___ Information given ___
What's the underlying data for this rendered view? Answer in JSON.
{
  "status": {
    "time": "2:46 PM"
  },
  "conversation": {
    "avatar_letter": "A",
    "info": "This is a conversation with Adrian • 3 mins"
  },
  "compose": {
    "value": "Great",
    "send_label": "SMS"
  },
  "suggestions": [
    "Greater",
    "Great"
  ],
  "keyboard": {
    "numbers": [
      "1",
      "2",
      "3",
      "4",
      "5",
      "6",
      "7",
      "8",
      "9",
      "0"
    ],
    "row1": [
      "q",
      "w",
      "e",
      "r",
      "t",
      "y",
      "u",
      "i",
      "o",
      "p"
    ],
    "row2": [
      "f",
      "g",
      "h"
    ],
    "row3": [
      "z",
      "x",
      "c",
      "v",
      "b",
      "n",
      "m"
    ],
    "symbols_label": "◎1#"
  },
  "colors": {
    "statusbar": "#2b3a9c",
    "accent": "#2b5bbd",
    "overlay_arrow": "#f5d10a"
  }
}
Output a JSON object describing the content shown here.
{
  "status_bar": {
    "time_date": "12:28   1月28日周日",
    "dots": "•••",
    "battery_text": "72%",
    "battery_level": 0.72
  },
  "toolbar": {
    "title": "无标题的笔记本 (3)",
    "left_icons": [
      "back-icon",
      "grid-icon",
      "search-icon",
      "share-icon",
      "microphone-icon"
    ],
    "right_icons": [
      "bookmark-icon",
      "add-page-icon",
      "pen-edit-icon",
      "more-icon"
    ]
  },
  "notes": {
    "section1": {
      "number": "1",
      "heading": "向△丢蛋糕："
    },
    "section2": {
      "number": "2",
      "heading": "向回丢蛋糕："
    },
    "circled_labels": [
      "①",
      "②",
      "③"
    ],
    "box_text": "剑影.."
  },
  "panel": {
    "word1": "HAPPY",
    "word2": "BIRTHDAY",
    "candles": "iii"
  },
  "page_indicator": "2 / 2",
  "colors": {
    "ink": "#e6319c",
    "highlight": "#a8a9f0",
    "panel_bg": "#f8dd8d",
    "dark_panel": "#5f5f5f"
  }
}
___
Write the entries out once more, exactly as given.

What's the underlying data for this rendered view? Answer in JSON.
{
  "status": {
    "time": "2:46 PM"
  },
  "conversation": {
    "avatar_letter": "A",
    "info": "This is a conversation with Adrian • 3 mins"
  },
  "compose": {
    "value": "Great",
    "send_label": "SMS"
  },
  "suggestions": [
    "Greater",
    "Great"
  ],
  "keyboard": {
    "numbers": [
      "1",
      "2",
      "3",
      "4",
      "5",
      "6",
      "7",
      "8",
      "9",
      "0"
    ],
    "row1": [
      "q",
      "w",
      "e",
      "r",
      "t",
      "y",
      "u",
      "i",
      "o",
      "p"
    ],
    "row2": [
      "f",
      "g",
      "h"
    ],
    "row3": [
      "z",
      "x",
      "c",
      "v",
      "b",
      "n",
      "m"
    ],
    "symbols_label": "◎1#"
  },
  "colors": {
    "statusbar": "#2b3a9c",
    "accent": "#2b5bbd",
    "overlay_arrow": "#f5d10a"
  }
}
Output a JSON object describing the content shown here.
{
  "status_bar": {
    "time_date": "12:28   1月28日周日",
    "dots": "•••",
    "battery_text": "72%",
    "battery_level": 0.72
  },
  "toolbar": {
    "title": "无标题的笔记本 (3)",
    "left_icons": [
      "back-icon",
      "grid-icon",
      "search-icon",
      "share-icon",
      "microphone-icon"
    ],
    "right_icons": [
      "bookmark-icon",
      "add-page-icon",
      "pen-edit-icon",
      "more-icon"
    ]
  },
  "notes": {
    "section1": {
      "number": "1",
      "heading": "向△丢蛋糕："
    },
    "section2": {
      "number": "2",
      "heading": "向回丢蛋糕："
    },
    "circled_labels": [
      "①",
      "②",
      "③"
    ],
    "box_text": "剑影.."
  },
  "panel": {
    "word1": "HAPPY",
    "word2": "BIRTHDAY",
    "candles": "iii"
  },
  "page_indicator": "2 / 2",
  "colors": {
    "ink": "#e6319c",
    "highlight": "#a8a9f0",
    "panel_bg": "#f8dd8d",
    "dark_panel": "#5f5f5f"
  }
}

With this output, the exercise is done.